Community activities and service: 

I am glad I had the opportunity to serve the public through the U.S. Postal Service and at the Sheriff’s Office. I have served the public as a member of the Conway City Council for 22 years. I work to see that everybody in Conway is treated equally.

I have always enjoyed my jobs and coaching. I like to interact with people, especially kids and young adults, and to try to get them to know that it costs nothing extra to treat people the way you would like to be treated. It doesn’t take any more energy to treat people with respect and dignity.

Accomplishments you’re 

most proud of:

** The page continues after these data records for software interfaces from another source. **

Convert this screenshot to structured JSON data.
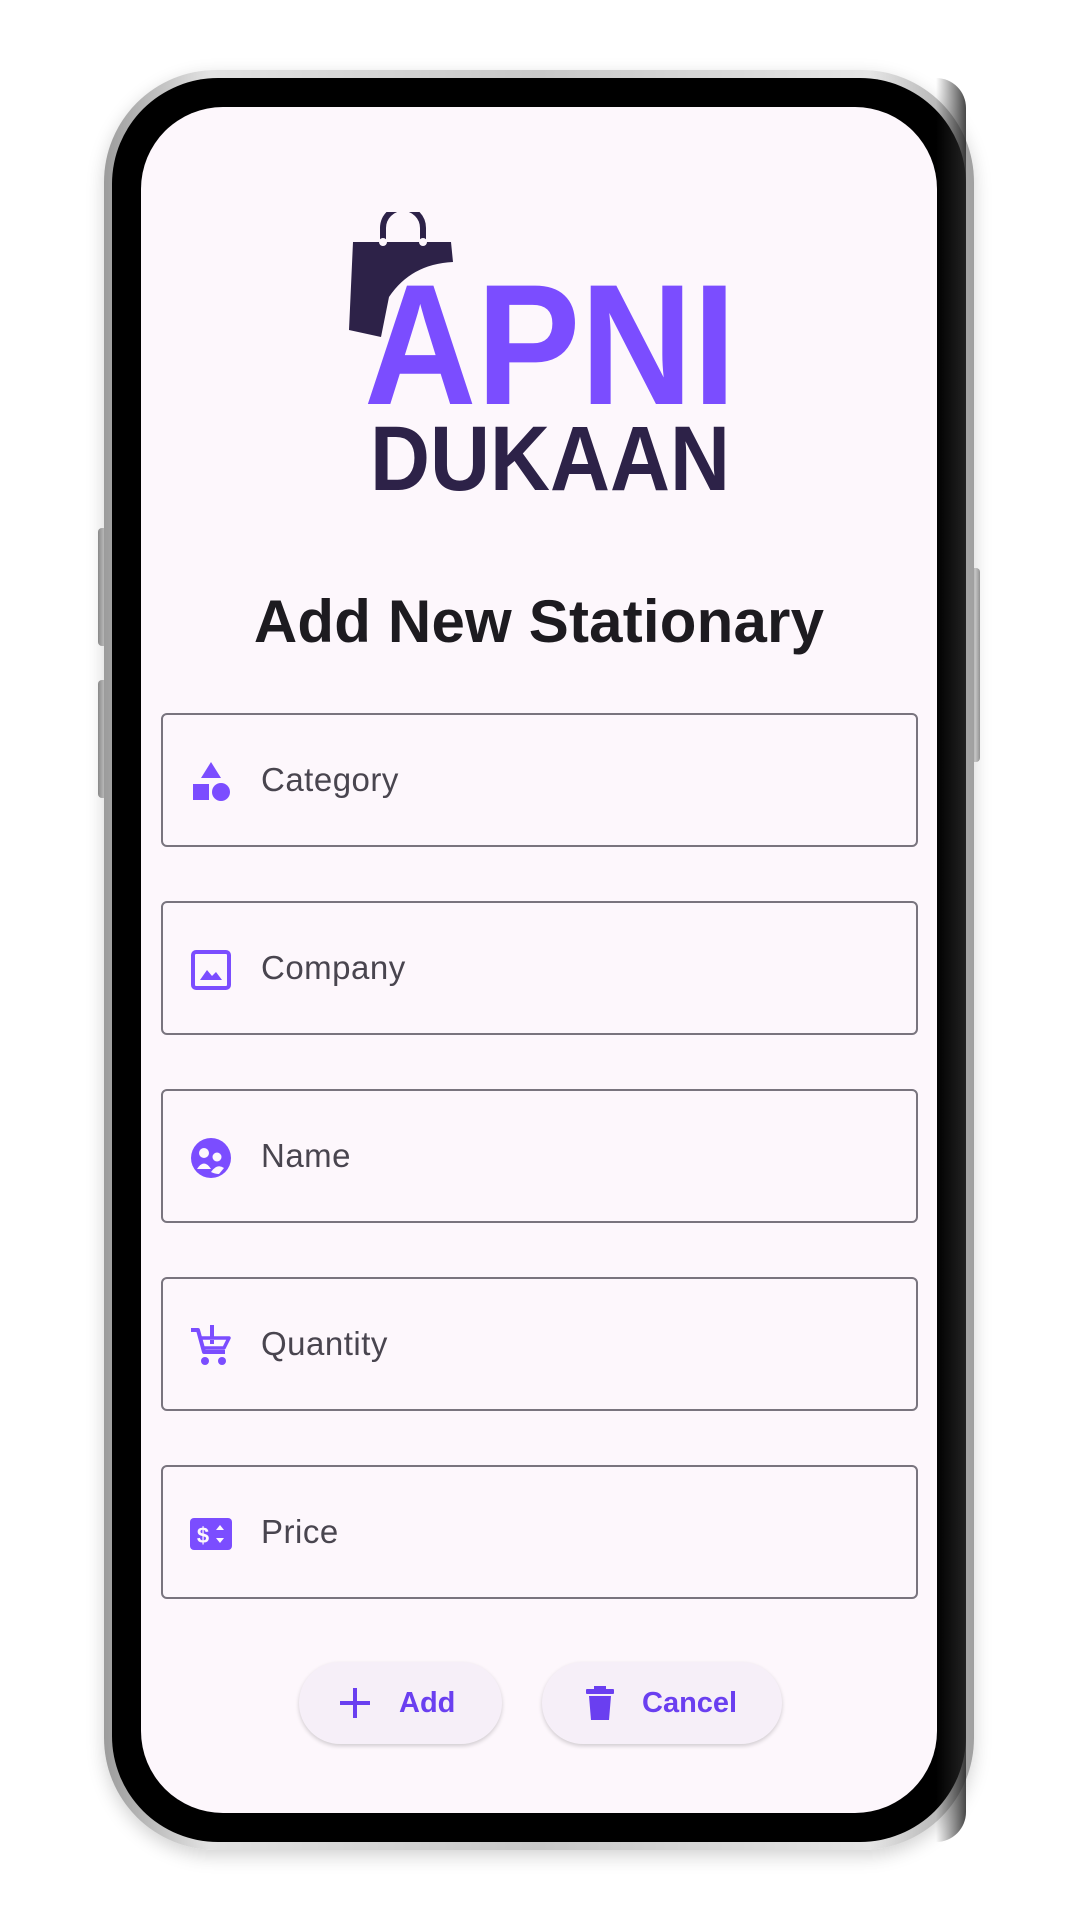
{
  "logo": {
    "line1": "APNI",
    "line2": "DUKAAN",
    "icon": "shopping-bag-icon",
    "colors": {
      "primary": "#7b4dff",
      "dark": "#2d2248"
    }
  },
  "page": {
    "title": "Add New Stationary"
  },
  "fields": [
    {
      "label": "Category",
      "icon": "category-shapes-icon"
    },
    {
      "label": "Company",
      "icon": "image-icon"
    },
    {
      "label": "Name",
      "icon": "face-icon"
    },
    {
      "label": "Quantity",
      "icon": "cart-alert-icon"
    },
    {
      "label": "Price",
      "icon": "price-tag-icon"
    }
  ],
  "buttons": {
    "add": {
      "label": "Add",
      "icon": "plus-icon"
    },
    "cancel": {
      "label": "Cancel",
      "icon": "trash-icon"
    }
  },
  "theme": {
    "accent": "#7b4dff",
    "button_text": "#6a3ff0",
    "screen_bg": "#fdf7fc",
    "border": "#79747e",
    "label_text": "#49454f",
    "title_text": "#1d1b20"
  }
}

I was one of the first black pages in the Arkansas Legislature. I am proud of my lengthy term on the City Council. I am a member of the Conway Civil Service Commission and was a Youth Football Coach for 30 years. I’m also proud of my family and that we raised two successful children.

Most cherished possession:

I value my integrity.

Your 2023  New Year’s resolution :

I always joke by saying, “I don’t make New Year’s resolutions because I don’t want to start the year with a lie!”

inspirations that led you to serve your community:

A school in Conway was named Theodore Jones Elementary in 1994 for my dad. He was my principal at Pine Street and, after desegregation in 1966, went to work at Conway Junior High School. He was a Justice of the Peace and was also on the Conway Civil Service Commission.

He’s the one who inspired me to do more for the city because I was trying to follow in his footsteps and continue his legacy. Dad always said, “Don’t complain about change if you’re not willing to try to help make the change.” Florence Mattison Elementary School in Conway is named for my great-aunt on my mother’s side.